This story is for Sue Vincent’s Thursday photo prompt. As usual, she has prompted something unsettling.
If you like this story, why not dip into a whole collection of them? There’s The Spring Dance, folk tales and fairy tales, and Tales from the Northlands, dark and Nordic and utterly free today and tomorrow.
There was a bit of woodland between the dual carriageway and the leisure centre, right after the Tesco roundabout, where the dairy farm had been before the industrial estate was built, and the dual carriageway, and before Tesco. It was just a scrubby bit of leftover, a reminder that there had been a whole wood in the shallow valley between Alcot’s big cabbage field and where the meadow of the dairy farm began. Those were the days when cows went outside into fields now and again. When they ate grass and the farmer kept a bull in another field and a lad with a terrier to bring the herd in for evening milking.
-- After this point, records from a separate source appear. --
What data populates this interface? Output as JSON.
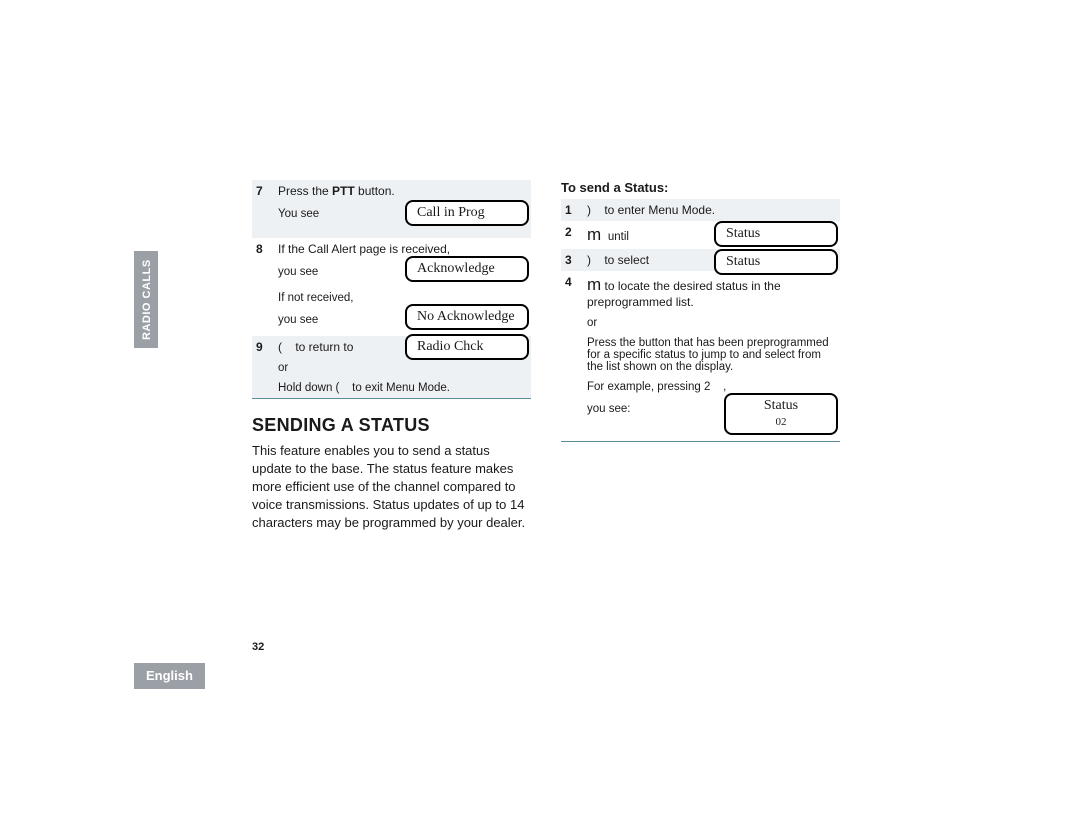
{
  "sidebar": {
    "section": "RADIO CALLS",
    "language": "English",
    "pagenum": "32"
  },
  "left": {
    "step7": {
      "num": "7",
      "line1_a": "Press the ",
      "ptt": "PTT",
      "line1_b": " button.",
      "line2": "You see"
    },
    "lcd7": {
      "l1": "Call in Prog"
    },
    "step8": {
      "num": "8",
      "line1": "If the Call Alert page is received,",
      "line2": "you see",
      "line3": "If not received,",
      "line4": "you see"
    },
    "lcd8a": {
      "l1": "Acknowledge"
    },
    "lcd8b": {
      "l1": "No Acknowledge"
    },
    "step9": {
      "num": "9",
      "icon": "(",
      "line1": "to return to",
      "line2": "or",
      "line3a": "Hold down ",
      "line3icon": "(",
      "line3b": " to exit Menu Mode."
    },
    "lcd9": {
      "l1": "Radio Chck"
    },
    "heading": "SENDING A STATUS",
    "body": "This feature enables you to send a status update to the base. The status feature makes more efficient use of the channel compared to voice transmissions. Status updates of up to 14 characters may be programmed by your dealer."
  },
  "right": {
    "lead": "To send a Status:",
    "s1": {
      "num": "1",
      "icon": ")",
      "text": "to enter Menu Mode."
    },
    "s2": {
      "num": "2",
      "icon": "m",
      "text": "until"
    },
    "lcd2": {
      "l1": "Status"
    },
    "s3": {
      "num": "3",
      "icon": ")",
      "text": "to select"
    },
    "lcd3": {
      "l1": "Status"
    },
    "s4": {
      "num": "4",
      "icon": "m",
      "line1": "to locate the desired status in the preprogrammed list.",
      "or": "or",
      "line2": "Press the button that has been preprogrammed for a specific status to jump to and select from the list shown on the display.",
      "line3a": "For example, pressing ",
      "line3b": "2",
      "line3c": " ,",
      "line4": "you see:"
    },
    "lcd4": {
      "l1": "Status",
      "l2": "02"
    }
  }
}
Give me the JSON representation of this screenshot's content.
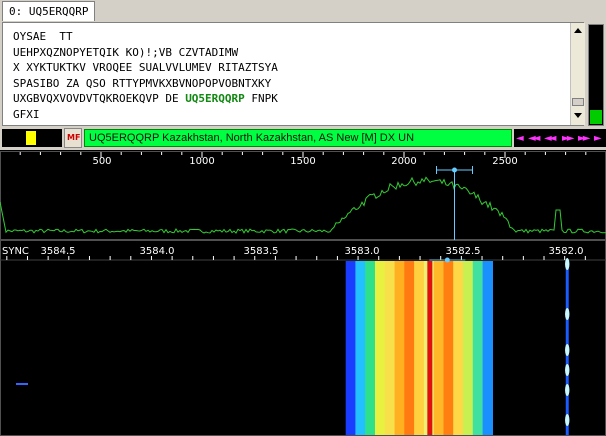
{
  "tab": {
    "label": "0: UQ5ERQQRP"
  },
  "text_lines": [
    "OYSAE  TT",
    "UEHPXQZNOPYETQIK KO)!;VB CZVTADIMW",
    "X XYKTUKTKV VROQEE SUALVVLUMEV RITAZTSYA",
    "SPASIBO ZA QSO RTTYPMVKXBVNOPOPVOBNTXKY",
    "GFXI"
  ],
  "line4": {
    "before": "UXGBVQXVOVDVTQKROEKQVP DE ",
    "callsign": "UQ5ERQQRP",
    "after": " FNPK"
  },
  "info_bar": {
    "text": "UQ5ERQQRP Kazakhstan, North Kazakhstan, AS New [M] DX UN"
  },
  "rs_badge": "MF",
  "level_meter": {
    "fraction": 0.14,
    "color": "#00cc00"
  },
  "nav": {
    "left1": "◄",
    "left2": "◄◄",
    "left3": "◄◄",
    "right1": "►►",
    "right2": "►►",
    "right3": "►"
  },
  "spectrum": {
    "axis_labels": [
      "500",
      "1000",
      "1500",
      "2000",
      "2500"
    ],
    "axis_values": [
      500,
      1000,
      1500,
      2000,
      2500
    ],
    "hz_range": [
      0,
      3000
    ],
    "marker_hz": 2250,
    "trace_color": "#33cc33",
    "marker_color": "#66ccff"
  },
  "waterfall": {
    "sync_label": "SYNC",
    "freq_labels": [
      "3584.5",
      "3584.0",
      "3583.5",
      "3583.0",
      "3582.5",
      "3582.0"
    ],
    "freq_values": [
      3584.5,
      3584.0,
      3583.5,
      3583.0,
      3582.5,
      3582.0
    ],
    "freq_range": [
      3584.733,
      3581.8
    ],
    "signal_band": [
      3583.06,
      3582.35
    ],
    "carrier_freq": 3582.655,
    "side_tone_freq": 3581.99
  }
}
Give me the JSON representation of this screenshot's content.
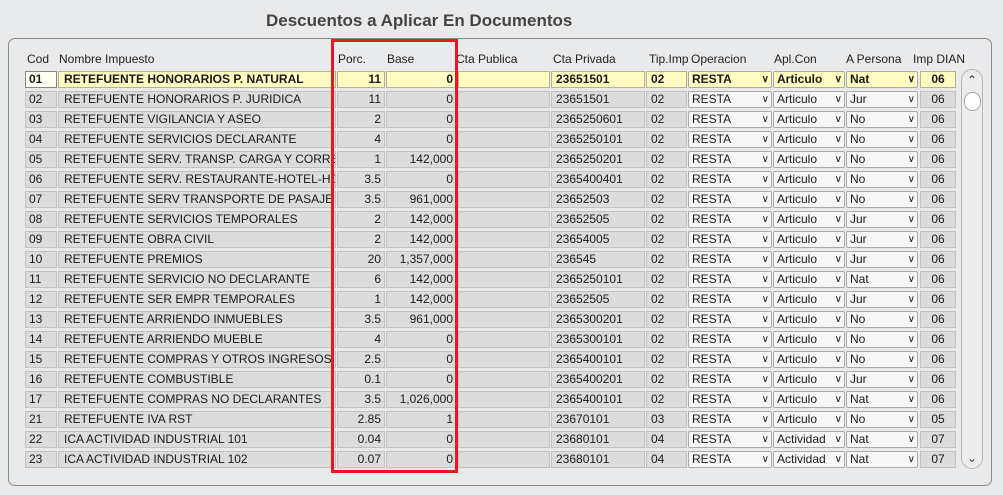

The wood had been there since forever. Elms and ash were grown spindly and broken-boughed with neglect, and the oaks, too many and too close together, were small and scrubby. There was a plan to level the woodland site and build an entertainment complex. Land was too valuable to leave it unused. The developers came up from the city and take their measurements, sound out the subsoil, work out their costings. There was no one left from the time of the farms and the woods to explain to them why it was a bad idea. No one had ever really known what went on in the wood anyway. But they all knew to leave well alone.
Alcot had sold up and left years before and the dairyman too. But the lad with the terrier was still alive, and he watched the men with their hi vis jackets and their hard hats as he leant on his walking stick at the edge of the Tesco car park. He watched as they stretched their tape and lined up their theodolites, and he wondered which of them would be the one who stayed behind and went into the wood alone. Because there would be. There always was. His eyes drifted out of focus, and he was ten years old again and Rex, was racing back and forth, keener to get after a rabbit than stay with the cows.
There had been a fence along the edge of the wood then, but no gate. The cows stayed away, and usually, so did the local kids. But every now and then, someone would be drawn over the fence, just to have a look. There was nothing to see, they’d say, white-faced and shaken, nothing…nasty. It was just that the wood, on the inside, was different. That day, the one he would never forget, he had been the one who climbed the fence and dropped into the bracken on the other side. Immediately, he had felt the change in the air, the silence that was heavy and expectant. No sound of the nearby road reached him nor the tractor in Alcot’s field. No birds whistled, and Rex had not followed. The terrier had cocked his ears in puzzlement but he remained firmly on the far side of the fence. The daft lad he had been then shrugged and plunged into the bracken that seemed denser, lusher than it had done from the other side. The trees were thicker, broader, and the light thin and pale.
Perhaps he hadn’t been as daft as all that. Perhaps he had an idea of what the wood meant, the perspectives that bent and curved, the trees that towered, and the leaves that were like no leaves he had ever seen before. Whatever, wisdom or fear, he stopped before the top rung of the fence was completely out of sight. The silence stroked his cheek and he flinched. Turning round sharply, to peer into the strangely dark depths, he caught a movement in the piles of shadow, swift and furtive, and in a stray beam of sunlight, the glint of something metallic.
He turned back to the fence and ran, refusing to heed the wild bird cries, the alarm call of a large mammal, the whistle of something past his ear. He ran as if he feared the fence would have gone, that the wood would have become a forest that went on and on forever, as if suddenly he believed the stories. But the fence was still there, and Rex, and he almost sobbed with relief when he flung himself back over and into the field full of lowing cattle and the familiar chugging of a tractor.
He understood the wood that day, and he had not forgotten. As he watched the surveyors pack up their things to leave, all except one, he wondered if the young man in the hard hat would understand before he ventured too far. And the way back closed behind him.